However, the government did not confirm the move and local media reported that his remarks had been "misinterpreted".
The death of a woman detained by the force has sparked nationwide protests.
Mahsa Amini, 22, collapsed and fell into a coma shortly after being arrested in Tehran on 13 September for allegedly violating the rule requiring women to cover their hair with a hijab, or headscarf.
There were reports that morality police officers beat her head with a baton. The police said she suffered a heart attack.
Anti-government protests - labelled "riots" by Iranian authorities - swept across Iran after Ms Amini died in hospital on 16 September.
But while her death was the catalyst for the unrest, it has also been driven by long-standing discontent over poverty, unemployment, inequality, injustice and corruption.
Iran has had various forms of "morality police" since the 1979 Islamic Revolution, but the latest version - known formally as the Guidance Patrol (Gasht-e Ershad) - is currently the main agency tasked enforcing Iran's Islamic code of conduct.
They began their patrols in 2006 to enforce the dress code which also requires women to wear long clothes and forbids shorts, ripped jeans and other clothes deemed immodest.
Mr Montazeri was a religious conference when he was asked about the Guidance Patrol.
"The morality police had nothing to do with the judiciary and have been shut down from where they were set up," he said.
However, he stressed that the judiciary would continue "to monitor behavioural actions at the community level".
The Guidance Patrol is part of the national police force and control lies with the interior ministry and not with the judiciary.
After the BBC and other foreign media picked up the attorney general's statement, some Iranian state media outlets pushed back on the morality police had been disbanded.
State-run Arabic-language TV channel Al-Alam said some had "tried to misinterpret" what the attorney general said.
"The most that can be understood from Mohammed Jafar Montazeri's remarks is that the morality police's patrols have not been connected to the judiciary since their inception."
Conservative outlet Student News Network (SNN) dismissed the "false headlines" and stressed that observing hijab is "still a law in Iran".
However, the reformist Sharq newspaper said it had approached the public relations office of Tehran's police force but that officials had "dodged" its question on disbanding the Guidance Patrol.
And when asked about Mr Montazeri's remarks during a visit to Serbia, Iranian Foreign Minister Hossein Amir-Abdollahian neither confirmed nor denied that they were correct.
"In Iran, everything is moving forward well in the framework of democracy and freedom," he said.
On Saturday, Mr Montazeri also told the Iranian parliament the law that requires women to wear hijabs would be looked at.
If confirmed, the scrapping of the morality police would be a concession to the protesters.
But there are no guarantees it would be enough to halt the unrest, which has seen women waving their headscarves in the air and setting them on fire.
"Just because the government has decided to dismantle morality police it doesn't mean the protests are ending," one Iranian woman told the BBC World Service's Newshour programme.
"Even the government saying the hijab is a personal choice is not enough.

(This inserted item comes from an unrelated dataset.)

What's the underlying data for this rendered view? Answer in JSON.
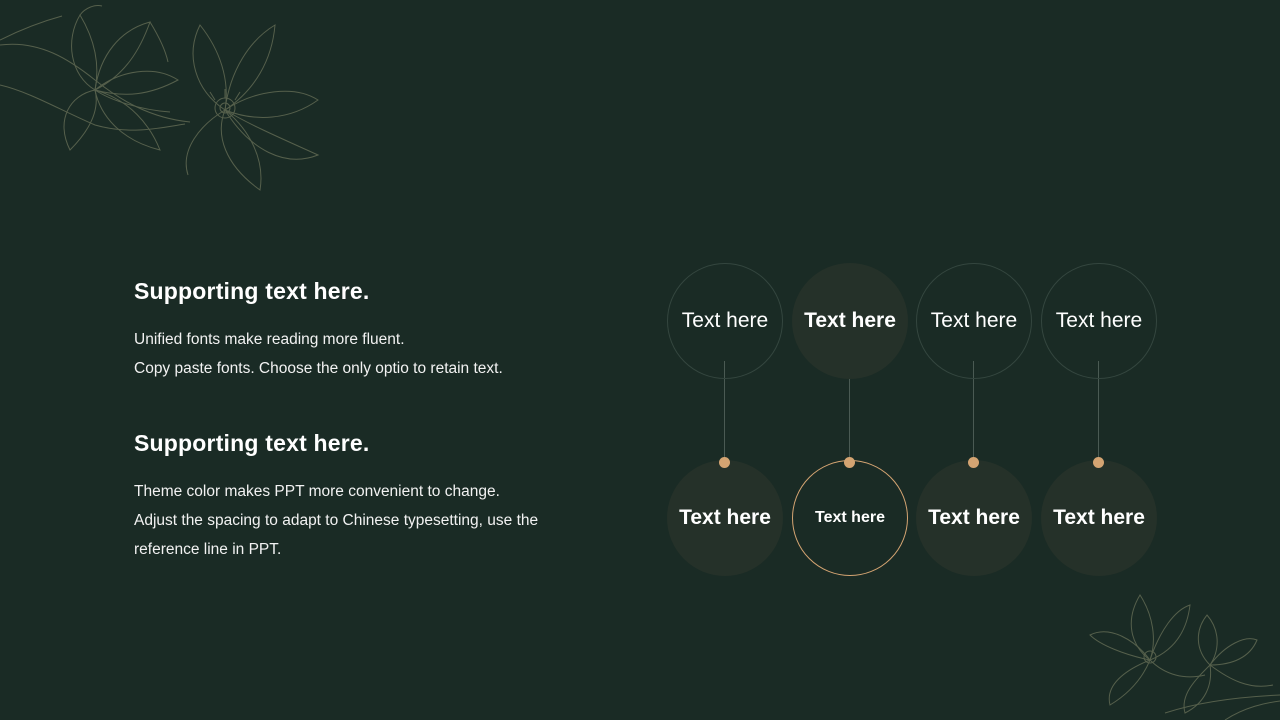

People know Iran has no future with this government in power. We will see more people from different factions of Iranian society, moderate and traditional, coming out in support of women to get more of their rights back."
Another woman said: "We, the protesters, don't care about no hijab no more. We've been going out without it for the past 70 days.
"A revolution is what we have. Hijab was the start of it and we don't want anything, anything less, but death for the dictator and a regime change."
US Secretary of State Antony Blinken said the abolition of Iran's morality police could be "a positive thing" and praised the "extraordinary courage of Iranian young people, especially women, who've been leading these protests".
"If the regime has now responded in some fashion, to those protests, that could be a positive thing," he added.